Time problem, or perhaps not
Posted Dec 16, 2012 22:04 UTC (Sun) by man_ls
In reply to: Time problem
Parent article: Fontana: What open source licensing could learn from Creative Commons (Opensource.com)
Given that relicensing is such a difficult feat in Free software, it is no wonder that people are not keen to adopt new licenses for their existing projects. True copyleft licenses are not backwards-compatible, and giving a "version x or later" carte blanche to organizations is not palatable to many developers.
Actually, the proliferation of Free software licenses is currently quite a problem, bearable only because 80+% of projects use the well known GPL(v2 or v3) and most of the rest use MIT or (2/3)-clause-BSD; corporate licenses account for a small percent of all projects. Now imagine if there were many updates with small but significant differences. (If the differences are not significant, then why bother?)
For many people even the GPLv2 works well enough so not everyone is willing to upgrade. Now imagine if there was a new set of licenses (GPL, LGPL, GFDL, and Affero) every year: a new schism for every ideological detail which is embedded in them. Not nice.
But the main reason for the slow upgrade cadence is the lack of perception of existing problems. With the GPL it has taken many years to update it, and apparently both v2 and v3 work well for their users. Why keep updating it?
The real cadence in Free software is not measured by its licenses but by its projects and communities. 8 years ago SourceForge was all the rage when now it's a shade of itself; people used Subversion and git didn't even exist; the most used distro was Mandrake (I believe) and the first Ubuntu version had just been released, while Android (a newcomer in 2004) is now used on hundreds of millions of terminals worldwide.
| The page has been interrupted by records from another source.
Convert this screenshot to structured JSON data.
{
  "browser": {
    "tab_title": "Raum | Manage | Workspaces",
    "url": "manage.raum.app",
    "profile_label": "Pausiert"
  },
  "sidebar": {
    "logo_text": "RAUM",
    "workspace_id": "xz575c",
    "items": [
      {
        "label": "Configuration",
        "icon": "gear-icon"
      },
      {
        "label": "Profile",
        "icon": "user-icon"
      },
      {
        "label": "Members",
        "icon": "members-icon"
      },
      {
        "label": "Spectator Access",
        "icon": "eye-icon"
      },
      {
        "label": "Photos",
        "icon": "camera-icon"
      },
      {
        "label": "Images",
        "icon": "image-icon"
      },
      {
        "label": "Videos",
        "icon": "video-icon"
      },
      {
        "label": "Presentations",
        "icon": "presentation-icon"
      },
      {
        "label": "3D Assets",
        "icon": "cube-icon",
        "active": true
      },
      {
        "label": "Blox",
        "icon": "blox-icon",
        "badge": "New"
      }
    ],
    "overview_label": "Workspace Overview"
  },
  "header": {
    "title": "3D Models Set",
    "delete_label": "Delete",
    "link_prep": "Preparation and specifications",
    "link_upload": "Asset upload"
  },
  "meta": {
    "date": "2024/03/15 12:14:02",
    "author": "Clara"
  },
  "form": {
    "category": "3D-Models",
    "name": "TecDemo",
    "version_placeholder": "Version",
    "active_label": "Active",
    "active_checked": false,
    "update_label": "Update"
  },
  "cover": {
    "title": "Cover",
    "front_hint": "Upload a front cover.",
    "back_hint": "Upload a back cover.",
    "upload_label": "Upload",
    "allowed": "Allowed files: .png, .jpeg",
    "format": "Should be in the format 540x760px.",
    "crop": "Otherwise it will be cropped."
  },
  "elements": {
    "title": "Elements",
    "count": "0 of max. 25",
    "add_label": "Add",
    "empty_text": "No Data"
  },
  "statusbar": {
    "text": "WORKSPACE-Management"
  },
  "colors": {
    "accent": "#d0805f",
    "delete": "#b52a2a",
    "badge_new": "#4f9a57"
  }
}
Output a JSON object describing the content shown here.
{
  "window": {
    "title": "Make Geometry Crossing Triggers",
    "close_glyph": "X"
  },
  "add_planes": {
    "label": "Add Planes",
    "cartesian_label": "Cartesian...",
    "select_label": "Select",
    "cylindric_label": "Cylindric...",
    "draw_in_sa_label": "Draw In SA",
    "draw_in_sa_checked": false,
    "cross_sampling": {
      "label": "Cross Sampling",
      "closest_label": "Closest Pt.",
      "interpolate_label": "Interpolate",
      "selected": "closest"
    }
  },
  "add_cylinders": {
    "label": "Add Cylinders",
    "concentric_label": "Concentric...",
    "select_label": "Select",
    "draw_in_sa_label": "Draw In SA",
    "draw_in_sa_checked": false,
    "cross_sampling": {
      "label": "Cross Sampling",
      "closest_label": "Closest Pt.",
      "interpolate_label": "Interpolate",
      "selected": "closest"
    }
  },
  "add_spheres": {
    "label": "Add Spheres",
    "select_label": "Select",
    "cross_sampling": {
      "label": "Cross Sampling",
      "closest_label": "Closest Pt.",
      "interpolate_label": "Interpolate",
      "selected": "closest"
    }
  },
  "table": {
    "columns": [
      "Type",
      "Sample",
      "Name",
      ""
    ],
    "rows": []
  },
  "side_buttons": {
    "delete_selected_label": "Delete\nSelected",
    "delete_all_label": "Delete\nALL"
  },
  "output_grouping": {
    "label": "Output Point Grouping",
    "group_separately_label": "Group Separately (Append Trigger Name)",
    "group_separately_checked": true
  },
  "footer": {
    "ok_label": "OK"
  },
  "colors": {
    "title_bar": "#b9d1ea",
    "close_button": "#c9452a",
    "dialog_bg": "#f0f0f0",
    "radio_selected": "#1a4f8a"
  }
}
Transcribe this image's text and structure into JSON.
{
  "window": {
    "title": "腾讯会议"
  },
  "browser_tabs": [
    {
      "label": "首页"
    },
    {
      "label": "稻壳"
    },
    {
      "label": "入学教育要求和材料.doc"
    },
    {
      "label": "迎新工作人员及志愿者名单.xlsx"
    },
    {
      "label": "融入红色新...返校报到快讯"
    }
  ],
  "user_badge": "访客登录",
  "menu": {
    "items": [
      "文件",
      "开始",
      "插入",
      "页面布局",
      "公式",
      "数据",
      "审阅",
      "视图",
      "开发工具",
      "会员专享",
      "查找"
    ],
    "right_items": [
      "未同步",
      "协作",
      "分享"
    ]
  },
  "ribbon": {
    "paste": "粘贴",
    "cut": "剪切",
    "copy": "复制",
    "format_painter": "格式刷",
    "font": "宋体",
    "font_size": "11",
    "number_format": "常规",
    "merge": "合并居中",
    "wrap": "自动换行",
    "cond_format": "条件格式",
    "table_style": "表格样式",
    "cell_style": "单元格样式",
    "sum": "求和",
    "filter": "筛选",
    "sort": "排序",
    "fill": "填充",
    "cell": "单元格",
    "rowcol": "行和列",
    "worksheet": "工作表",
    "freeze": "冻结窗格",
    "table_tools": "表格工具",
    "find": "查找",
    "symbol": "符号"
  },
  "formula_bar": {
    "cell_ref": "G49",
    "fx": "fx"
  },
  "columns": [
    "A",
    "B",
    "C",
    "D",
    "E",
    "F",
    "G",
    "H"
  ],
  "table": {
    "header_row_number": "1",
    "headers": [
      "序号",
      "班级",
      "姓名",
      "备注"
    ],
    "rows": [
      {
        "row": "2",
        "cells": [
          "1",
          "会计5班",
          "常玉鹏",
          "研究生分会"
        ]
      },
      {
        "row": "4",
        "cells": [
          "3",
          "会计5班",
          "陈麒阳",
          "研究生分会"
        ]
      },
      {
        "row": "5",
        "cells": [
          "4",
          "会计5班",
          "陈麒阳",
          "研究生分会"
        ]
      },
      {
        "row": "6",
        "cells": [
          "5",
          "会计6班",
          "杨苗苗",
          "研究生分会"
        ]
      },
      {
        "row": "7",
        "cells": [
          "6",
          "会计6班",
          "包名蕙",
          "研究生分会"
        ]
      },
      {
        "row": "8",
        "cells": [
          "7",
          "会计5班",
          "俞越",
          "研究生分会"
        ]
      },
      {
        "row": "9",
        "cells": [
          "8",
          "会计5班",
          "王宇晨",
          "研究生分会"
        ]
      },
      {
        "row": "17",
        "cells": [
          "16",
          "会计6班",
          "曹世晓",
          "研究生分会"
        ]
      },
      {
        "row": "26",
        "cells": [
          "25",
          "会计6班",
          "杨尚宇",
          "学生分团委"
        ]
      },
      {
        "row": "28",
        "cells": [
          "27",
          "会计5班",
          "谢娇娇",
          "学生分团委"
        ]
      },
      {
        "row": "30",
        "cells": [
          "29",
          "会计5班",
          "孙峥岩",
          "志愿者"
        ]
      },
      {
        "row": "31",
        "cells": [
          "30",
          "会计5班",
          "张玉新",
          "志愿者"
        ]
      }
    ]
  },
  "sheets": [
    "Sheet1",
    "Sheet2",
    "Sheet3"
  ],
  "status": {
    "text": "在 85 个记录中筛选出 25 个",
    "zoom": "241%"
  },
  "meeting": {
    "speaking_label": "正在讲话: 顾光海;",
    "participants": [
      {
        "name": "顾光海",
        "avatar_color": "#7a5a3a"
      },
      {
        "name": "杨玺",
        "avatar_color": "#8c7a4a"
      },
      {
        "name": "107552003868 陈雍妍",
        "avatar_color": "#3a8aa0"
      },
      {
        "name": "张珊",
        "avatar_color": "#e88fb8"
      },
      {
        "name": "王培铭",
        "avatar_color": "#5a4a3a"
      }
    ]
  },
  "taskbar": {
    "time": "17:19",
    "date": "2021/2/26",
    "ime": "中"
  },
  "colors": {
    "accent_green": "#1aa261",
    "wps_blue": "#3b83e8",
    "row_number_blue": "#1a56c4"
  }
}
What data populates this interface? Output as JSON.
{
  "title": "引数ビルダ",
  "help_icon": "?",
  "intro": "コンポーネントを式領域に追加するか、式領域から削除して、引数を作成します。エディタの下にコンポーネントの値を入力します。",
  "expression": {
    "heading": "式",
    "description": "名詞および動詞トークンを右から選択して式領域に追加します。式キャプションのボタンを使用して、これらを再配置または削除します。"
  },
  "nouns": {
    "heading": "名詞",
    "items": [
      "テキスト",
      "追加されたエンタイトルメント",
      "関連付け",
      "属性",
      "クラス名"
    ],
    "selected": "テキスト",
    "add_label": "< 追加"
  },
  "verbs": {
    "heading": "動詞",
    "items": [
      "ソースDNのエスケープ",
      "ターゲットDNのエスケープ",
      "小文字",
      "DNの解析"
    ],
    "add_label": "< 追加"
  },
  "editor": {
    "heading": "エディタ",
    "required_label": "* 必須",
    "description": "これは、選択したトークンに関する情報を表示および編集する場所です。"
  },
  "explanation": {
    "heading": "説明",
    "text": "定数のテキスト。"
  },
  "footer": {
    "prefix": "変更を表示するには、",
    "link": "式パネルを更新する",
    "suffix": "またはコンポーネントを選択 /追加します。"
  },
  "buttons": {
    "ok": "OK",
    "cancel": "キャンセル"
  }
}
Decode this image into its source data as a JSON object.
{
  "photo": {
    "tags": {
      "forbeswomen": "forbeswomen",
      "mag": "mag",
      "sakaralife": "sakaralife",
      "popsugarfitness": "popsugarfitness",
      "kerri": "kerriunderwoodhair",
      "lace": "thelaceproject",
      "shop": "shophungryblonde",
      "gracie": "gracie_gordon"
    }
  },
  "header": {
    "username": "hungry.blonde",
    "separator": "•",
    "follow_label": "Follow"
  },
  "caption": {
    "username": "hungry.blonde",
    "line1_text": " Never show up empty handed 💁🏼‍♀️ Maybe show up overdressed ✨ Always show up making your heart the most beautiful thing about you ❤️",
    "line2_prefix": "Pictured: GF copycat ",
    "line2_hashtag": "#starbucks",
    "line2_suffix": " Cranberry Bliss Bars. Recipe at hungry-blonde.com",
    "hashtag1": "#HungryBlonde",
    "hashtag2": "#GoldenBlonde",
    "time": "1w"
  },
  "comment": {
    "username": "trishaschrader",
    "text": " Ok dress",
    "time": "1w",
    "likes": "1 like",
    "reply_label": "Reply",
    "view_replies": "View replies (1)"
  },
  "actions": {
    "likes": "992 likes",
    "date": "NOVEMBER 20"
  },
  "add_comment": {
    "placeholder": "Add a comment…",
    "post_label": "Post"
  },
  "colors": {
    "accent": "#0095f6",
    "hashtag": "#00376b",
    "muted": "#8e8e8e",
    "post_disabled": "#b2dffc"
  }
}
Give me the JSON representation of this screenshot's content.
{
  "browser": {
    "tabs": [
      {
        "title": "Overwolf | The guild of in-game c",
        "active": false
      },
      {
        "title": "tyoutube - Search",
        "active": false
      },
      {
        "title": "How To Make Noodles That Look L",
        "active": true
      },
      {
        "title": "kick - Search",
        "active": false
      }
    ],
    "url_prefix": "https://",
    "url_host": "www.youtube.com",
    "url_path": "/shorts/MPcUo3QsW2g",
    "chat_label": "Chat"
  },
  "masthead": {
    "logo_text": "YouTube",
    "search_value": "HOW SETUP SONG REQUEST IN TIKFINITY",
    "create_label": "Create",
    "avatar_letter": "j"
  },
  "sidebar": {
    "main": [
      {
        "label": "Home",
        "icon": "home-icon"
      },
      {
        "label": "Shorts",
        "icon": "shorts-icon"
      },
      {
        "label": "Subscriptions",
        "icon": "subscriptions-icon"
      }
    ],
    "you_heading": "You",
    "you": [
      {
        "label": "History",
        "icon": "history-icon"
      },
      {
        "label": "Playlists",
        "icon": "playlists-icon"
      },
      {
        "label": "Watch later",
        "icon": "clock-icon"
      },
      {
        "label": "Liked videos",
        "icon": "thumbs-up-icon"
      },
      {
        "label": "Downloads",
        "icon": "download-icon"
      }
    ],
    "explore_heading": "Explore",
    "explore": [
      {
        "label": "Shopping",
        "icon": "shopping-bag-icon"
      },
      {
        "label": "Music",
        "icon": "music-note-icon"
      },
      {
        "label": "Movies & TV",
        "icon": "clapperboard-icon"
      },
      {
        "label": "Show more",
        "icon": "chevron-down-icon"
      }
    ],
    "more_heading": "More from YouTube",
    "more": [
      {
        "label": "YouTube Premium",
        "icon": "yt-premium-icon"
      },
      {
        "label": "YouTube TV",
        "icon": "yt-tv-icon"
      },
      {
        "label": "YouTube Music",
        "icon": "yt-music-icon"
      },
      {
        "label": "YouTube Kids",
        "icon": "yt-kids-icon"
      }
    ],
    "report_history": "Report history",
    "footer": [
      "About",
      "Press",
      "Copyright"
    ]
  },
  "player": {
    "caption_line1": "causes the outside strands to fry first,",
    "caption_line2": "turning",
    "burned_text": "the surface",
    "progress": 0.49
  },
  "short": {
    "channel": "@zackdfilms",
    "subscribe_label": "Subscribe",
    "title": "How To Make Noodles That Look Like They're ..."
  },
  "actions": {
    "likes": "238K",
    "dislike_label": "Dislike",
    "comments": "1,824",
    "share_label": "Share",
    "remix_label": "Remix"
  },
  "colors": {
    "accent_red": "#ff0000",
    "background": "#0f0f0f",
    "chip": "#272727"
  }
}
Meanwhile, in the world of CC licenses they may be updated frequently and are used by more and more people, but there are not many news of interest that I can think of. 8 years ago they were used by some people and now they have many more users. Yawn.
to post comments)